For more information, see the University of California Press website.

France Winddance Twine. (2011). Outsourcing the Womb: Race, Class and Gestational Surrogacy in a Global Market. Routledge.

There has been an international ‘surrogate baby boom’ as well-off individuals and couples hire third parties to assist them to conceive a child with whom they share a genetic tie. A critical introduction to the global surrogacy market, this is a comparative analysis of the assisted reproductive technology and surrogacy industry in Egypt, Israel, India and the United States.  A short guide intended as a readable, teachable "thinking frame,” the book disentangles the intersecting roles of race, religion, class inequality, religious law, and global capitalism. It questions what role the state should play in providing individuals and families with access to reproductive technologies. Chapters include: “The Industrial Womb: Pregnancy in a Capitalist Market,” “Race, Class and Surrogate Labor: Ethical Dilemmas,” “Google Babies: Race, Class & Consumption in the Procreative Supermarket,” and “Reproductive Liberty and Reproductive Justice.”

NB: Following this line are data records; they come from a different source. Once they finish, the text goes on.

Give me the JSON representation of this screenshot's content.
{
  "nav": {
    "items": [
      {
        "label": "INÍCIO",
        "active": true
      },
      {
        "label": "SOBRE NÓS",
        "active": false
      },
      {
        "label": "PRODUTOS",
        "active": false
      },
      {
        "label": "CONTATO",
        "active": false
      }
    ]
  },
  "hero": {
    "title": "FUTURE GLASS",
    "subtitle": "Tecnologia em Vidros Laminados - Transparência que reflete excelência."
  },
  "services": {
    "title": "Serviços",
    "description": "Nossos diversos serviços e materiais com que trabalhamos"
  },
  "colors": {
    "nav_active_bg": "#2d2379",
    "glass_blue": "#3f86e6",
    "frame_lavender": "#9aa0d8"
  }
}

For more information, see the Routledge website.

Aanna Marie Vigen. (2011). Women, Ethics, and Inequality in U.S. Healthcare: “To Count among the Living.” Palgrave Macmillan.

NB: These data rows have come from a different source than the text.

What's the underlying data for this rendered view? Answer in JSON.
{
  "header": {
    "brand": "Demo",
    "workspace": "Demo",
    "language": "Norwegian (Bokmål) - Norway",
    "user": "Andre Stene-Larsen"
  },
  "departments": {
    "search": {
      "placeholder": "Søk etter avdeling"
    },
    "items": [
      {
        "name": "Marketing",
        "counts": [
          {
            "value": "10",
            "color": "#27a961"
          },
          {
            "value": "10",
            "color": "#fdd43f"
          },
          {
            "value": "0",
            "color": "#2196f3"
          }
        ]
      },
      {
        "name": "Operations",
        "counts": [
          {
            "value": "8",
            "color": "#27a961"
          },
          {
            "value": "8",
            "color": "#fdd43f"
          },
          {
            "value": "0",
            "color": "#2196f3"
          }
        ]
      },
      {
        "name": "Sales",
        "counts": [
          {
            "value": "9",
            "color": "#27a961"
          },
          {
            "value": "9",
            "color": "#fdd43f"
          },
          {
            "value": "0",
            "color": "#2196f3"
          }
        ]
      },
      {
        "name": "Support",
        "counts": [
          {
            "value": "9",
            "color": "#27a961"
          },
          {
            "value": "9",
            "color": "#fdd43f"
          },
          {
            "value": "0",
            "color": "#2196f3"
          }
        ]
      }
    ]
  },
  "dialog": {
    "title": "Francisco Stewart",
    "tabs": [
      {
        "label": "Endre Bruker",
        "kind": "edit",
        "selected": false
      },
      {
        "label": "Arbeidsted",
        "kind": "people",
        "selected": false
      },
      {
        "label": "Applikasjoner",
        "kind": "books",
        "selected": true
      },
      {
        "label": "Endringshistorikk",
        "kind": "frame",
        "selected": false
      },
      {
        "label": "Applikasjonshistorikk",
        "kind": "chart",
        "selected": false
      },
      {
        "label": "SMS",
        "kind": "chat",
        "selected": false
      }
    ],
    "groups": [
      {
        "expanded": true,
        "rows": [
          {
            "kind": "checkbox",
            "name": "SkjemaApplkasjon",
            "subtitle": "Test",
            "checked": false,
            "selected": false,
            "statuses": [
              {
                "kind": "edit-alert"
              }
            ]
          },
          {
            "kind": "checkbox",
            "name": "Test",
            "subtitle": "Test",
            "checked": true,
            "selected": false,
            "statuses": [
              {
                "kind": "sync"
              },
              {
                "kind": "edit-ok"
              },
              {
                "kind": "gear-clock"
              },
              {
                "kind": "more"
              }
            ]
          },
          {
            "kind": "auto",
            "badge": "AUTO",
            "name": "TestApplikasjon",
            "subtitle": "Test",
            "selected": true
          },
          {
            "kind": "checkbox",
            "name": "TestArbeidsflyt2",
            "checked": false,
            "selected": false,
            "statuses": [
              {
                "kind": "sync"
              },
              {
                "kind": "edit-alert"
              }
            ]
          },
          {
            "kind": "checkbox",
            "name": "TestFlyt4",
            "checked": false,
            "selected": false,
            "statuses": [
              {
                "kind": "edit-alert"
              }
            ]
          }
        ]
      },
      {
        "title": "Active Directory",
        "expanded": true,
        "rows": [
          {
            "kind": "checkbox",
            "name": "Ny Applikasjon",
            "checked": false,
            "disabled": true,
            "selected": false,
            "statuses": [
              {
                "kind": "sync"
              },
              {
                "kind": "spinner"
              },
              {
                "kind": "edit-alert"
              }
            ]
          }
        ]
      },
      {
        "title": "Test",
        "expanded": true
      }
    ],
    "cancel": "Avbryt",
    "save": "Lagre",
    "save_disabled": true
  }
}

Exploring healthcare inequalities in the U.S. by listening closely to Black and Latina women with breast cancer, this book is of special interest to those interested in ethical and theological understandings of the effects of racism on women’s health. Vigen, a professor of Christian Ethics, issues a wake-up call, and a call to solidarity and action as she contends that ethicists, healthcare providers, and scholars arrive at an adequate understanding of human dignity and personhood only when they take seriously the experiences and needs of those most vulnerable due to systemic inequalities. The book has been praised for showing how subtle or overt assumptions of white supremacy infect even the most well-intentioned care providers and bioethicists. This new edition of a 2006 book has been updated to address U.S. healthcare realities since the 2010 Obama government healthcare reform legislation.

For more information, see Palgrave Macmillan website.

Keith Wailoo. (2011). How Cancer Crossed the Color Line. Oxford University Press.

Examining a century of twists and turns in anti-cancer campaigns, this path-breaking study shows how American cancer awareness, prevention, treatment, and survival have been refracted through the lens of race. Drawing on film and fiction, on medical and epidemiological evidence, and on patients' accounts, Wailoo tracks cancer's transformation from a “white woman’s plague” to a fearsome threat in communities of color. He shows how theories of risk evolved with changes in women's roles and African-American and new immigrant migration trends, and with diagnostic advances, racial protest, and contemporary health activism. He argues that the "war on cancer" continues to be waged along the color line. Nancy Krieger praises the book as an “eye-opening account” of how “the answer to the question of who is at risk of cancer and why—and the epidemiologic data that underpins it—are together shaped as much if not more by the racial, class, gender and broader political ideologies and conflicts of the times as by the actual occurrence--detected or not--of cancer itself.”

For more information, see the Oxford University Press website

Susan White has been the Assistant Executive Director at CWHN since 2000. Also a university lecturer in Women’s Studies, she's been a feminist community educator, researcher and activist in international development, social policy and trade union leadership for many years. Susan’s particular passions are the well-being of newcomers and refugees and anti-racism education.